EXERCISE DETAILS: State the number of lines below in which the word "warming" appears. Nothing else belongs in the answer.

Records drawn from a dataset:
■ ■ ■ ■ ■
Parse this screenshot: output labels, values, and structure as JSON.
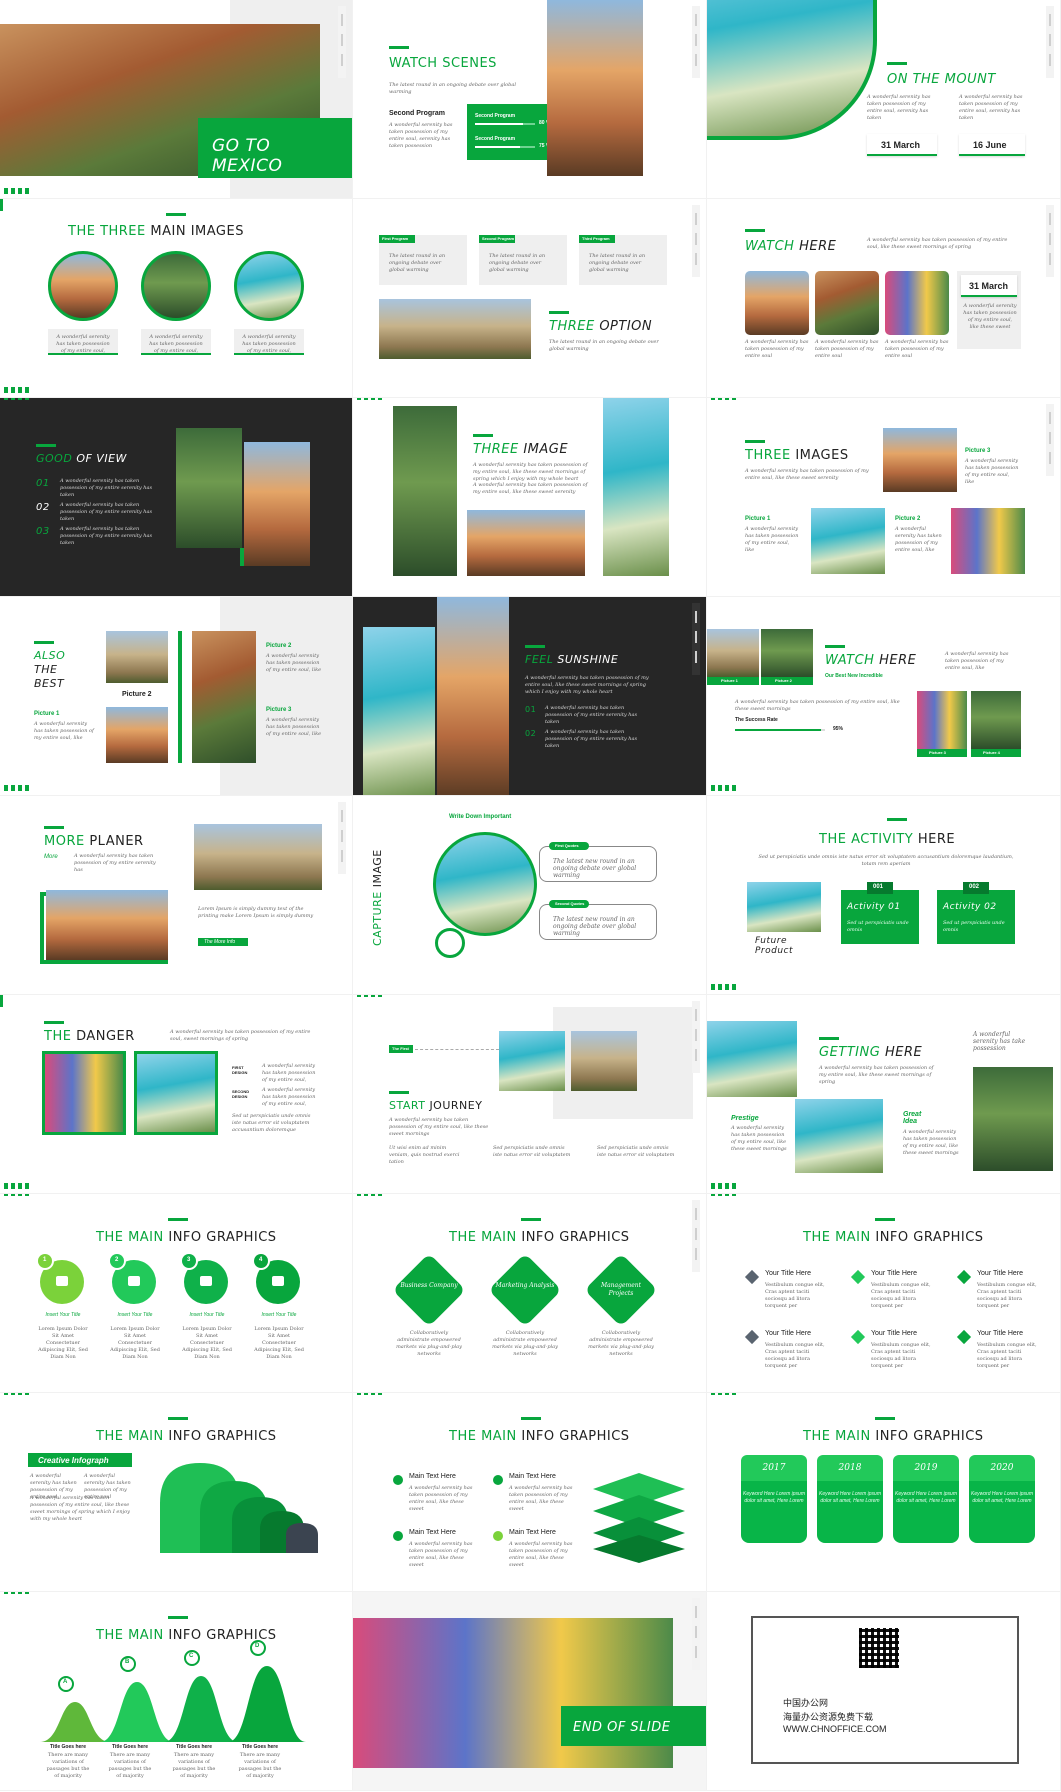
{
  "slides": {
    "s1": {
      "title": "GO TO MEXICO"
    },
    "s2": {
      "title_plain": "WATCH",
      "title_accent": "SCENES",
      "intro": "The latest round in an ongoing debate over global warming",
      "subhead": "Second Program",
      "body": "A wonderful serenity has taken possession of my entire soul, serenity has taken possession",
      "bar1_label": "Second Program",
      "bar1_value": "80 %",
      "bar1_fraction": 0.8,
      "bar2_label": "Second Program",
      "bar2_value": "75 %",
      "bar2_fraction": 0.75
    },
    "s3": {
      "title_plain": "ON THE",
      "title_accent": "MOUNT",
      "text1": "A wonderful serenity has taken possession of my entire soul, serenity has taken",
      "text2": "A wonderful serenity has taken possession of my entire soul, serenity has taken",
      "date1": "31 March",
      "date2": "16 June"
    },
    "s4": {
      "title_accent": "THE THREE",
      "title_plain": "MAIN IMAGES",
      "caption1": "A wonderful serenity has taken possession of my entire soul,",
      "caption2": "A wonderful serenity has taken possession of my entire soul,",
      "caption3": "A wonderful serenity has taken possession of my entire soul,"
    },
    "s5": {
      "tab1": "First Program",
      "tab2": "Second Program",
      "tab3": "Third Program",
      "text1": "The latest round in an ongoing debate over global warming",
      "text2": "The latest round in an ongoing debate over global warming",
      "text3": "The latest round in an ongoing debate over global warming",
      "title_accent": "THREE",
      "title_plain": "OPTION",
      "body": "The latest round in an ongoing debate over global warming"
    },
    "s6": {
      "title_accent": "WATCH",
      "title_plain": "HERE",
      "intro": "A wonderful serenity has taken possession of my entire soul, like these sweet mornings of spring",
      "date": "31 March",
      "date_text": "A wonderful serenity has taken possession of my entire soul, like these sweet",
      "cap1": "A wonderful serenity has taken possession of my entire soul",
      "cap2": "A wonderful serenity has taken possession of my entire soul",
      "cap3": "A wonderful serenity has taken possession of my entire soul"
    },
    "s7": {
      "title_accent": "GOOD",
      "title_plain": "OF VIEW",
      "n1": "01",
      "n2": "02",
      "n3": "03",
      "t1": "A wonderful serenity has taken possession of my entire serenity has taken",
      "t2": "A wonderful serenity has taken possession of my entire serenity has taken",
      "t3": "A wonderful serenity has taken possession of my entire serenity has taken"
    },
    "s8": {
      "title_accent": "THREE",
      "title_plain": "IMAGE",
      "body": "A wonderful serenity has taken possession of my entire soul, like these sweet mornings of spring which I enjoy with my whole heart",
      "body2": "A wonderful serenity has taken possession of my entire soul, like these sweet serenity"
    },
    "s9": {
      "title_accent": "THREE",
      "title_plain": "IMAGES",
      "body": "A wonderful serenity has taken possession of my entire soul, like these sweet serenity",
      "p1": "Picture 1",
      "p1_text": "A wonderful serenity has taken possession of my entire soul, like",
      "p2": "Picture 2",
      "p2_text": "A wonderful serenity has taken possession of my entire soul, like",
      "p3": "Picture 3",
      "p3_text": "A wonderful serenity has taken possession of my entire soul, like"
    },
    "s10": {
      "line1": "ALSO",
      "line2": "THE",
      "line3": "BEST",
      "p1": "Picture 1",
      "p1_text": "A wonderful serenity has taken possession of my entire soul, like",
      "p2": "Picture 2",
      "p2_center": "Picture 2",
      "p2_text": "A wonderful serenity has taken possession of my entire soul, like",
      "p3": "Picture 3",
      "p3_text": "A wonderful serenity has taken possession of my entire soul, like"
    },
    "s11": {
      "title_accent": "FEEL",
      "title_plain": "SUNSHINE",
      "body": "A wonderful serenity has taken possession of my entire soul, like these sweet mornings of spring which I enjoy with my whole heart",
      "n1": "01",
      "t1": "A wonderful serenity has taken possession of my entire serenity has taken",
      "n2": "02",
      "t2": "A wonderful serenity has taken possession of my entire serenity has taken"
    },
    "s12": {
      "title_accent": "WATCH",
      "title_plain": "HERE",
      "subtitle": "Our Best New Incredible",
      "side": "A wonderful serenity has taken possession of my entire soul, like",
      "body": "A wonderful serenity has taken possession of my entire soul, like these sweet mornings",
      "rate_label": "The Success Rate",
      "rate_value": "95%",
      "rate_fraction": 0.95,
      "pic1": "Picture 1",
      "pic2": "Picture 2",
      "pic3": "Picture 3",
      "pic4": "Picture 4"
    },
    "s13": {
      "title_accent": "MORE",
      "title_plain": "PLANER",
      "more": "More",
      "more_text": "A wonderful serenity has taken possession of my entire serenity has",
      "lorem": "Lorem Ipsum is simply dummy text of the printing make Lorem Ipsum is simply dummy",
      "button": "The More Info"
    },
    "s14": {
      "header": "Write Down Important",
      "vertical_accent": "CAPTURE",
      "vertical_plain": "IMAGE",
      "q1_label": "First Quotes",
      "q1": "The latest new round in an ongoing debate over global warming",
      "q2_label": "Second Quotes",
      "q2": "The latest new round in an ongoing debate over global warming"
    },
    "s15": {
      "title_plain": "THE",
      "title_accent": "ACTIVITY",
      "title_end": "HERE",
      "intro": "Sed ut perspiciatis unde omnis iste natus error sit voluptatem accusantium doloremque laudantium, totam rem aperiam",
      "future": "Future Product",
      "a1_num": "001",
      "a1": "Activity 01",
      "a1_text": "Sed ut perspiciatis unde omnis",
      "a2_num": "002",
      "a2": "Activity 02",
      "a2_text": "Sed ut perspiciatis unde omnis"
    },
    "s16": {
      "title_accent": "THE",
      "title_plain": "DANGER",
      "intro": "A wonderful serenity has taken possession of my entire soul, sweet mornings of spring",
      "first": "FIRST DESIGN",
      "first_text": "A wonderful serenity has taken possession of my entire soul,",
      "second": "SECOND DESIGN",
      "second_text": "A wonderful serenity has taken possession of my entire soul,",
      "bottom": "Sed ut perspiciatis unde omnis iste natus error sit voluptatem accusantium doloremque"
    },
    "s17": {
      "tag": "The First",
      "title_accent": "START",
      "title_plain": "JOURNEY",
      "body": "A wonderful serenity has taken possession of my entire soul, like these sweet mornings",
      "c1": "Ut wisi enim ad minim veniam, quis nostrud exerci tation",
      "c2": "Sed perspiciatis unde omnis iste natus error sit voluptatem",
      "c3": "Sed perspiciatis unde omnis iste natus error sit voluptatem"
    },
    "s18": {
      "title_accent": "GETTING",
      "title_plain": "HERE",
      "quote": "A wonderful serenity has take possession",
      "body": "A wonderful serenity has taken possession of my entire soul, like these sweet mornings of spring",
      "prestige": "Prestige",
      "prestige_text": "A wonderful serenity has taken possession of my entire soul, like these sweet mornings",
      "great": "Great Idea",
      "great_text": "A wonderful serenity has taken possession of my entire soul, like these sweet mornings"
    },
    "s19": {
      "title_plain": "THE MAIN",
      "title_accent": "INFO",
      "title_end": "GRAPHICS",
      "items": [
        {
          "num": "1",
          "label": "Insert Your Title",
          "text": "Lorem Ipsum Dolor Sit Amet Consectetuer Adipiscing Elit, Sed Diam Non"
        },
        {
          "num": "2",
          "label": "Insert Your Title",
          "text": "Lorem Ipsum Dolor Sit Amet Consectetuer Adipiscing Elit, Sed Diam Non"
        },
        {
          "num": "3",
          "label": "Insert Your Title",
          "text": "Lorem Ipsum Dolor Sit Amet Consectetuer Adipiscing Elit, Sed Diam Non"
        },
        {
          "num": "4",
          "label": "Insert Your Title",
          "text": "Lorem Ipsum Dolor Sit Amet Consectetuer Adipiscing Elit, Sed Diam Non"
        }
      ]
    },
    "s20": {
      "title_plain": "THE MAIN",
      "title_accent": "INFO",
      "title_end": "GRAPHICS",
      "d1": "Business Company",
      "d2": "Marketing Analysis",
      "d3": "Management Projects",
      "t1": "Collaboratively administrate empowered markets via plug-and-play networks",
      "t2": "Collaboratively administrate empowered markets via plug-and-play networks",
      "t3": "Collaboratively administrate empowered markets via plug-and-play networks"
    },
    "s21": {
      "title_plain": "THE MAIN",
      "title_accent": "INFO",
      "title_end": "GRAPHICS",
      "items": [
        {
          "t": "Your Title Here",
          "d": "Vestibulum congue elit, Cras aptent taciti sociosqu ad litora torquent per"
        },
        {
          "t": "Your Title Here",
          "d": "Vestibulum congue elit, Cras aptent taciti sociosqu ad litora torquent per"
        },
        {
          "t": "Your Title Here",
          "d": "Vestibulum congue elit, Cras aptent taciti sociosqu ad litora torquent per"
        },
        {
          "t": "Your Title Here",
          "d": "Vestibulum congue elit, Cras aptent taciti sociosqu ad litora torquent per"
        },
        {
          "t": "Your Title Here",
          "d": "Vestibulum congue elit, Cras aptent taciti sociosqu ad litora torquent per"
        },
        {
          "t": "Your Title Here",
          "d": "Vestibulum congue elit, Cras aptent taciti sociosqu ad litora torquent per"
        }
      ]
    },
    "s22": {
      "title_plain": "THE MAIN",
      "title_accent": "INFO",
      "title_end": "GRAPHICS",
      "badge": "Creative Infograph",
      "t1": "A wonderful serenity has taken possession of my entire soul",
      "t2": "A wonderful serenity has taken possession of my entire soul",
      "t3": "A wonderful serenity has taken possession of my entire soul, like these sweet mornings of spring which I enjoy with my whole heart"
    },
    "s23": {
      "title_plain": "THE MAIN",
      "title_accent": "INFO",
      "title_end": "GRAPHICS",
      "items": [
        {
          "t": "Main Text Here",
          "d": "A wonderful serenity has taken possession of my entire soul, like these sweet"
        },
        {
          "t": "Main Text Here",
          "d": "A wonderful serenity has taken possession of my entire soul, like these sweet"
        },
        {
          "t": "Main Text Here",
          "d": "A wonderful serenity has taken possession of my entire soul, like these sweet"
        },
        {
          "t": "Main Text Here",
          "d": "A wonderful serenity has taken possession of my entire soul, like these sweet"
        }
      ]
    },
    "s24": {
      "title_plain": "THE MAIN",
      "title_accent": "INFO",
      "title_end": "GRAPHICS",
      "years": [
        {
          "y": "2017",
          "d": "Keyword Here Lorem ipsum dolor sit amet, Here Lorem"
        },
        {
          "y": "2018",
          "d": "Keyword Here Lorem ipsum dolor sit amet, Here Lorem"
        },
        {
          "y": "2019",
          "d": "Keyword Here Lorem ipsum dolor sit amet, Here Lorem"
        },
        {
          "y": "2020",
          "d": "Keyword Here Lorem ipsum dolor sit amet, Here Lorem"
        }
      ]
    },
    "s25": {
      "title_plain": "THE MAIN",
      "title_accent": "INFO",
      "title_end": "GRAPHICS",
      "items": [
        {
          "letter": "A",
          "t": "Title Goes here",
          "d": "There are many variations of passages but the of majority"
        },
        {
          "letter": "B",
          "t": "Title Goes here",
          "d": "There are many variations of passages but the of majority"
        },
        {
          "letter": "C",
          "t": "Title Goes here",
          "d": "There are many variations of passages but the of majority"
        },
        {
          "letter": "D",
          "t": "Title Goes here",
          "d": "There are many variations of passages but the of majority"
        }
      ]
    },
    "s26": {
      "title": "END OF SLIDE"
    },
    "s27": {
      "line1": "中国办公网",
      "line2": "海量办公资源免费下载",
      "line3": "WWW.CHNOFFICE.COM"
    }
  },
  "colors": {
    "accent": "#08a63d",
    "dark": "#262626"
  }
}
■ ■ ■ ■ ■
WRITTEN SOLUTION: 7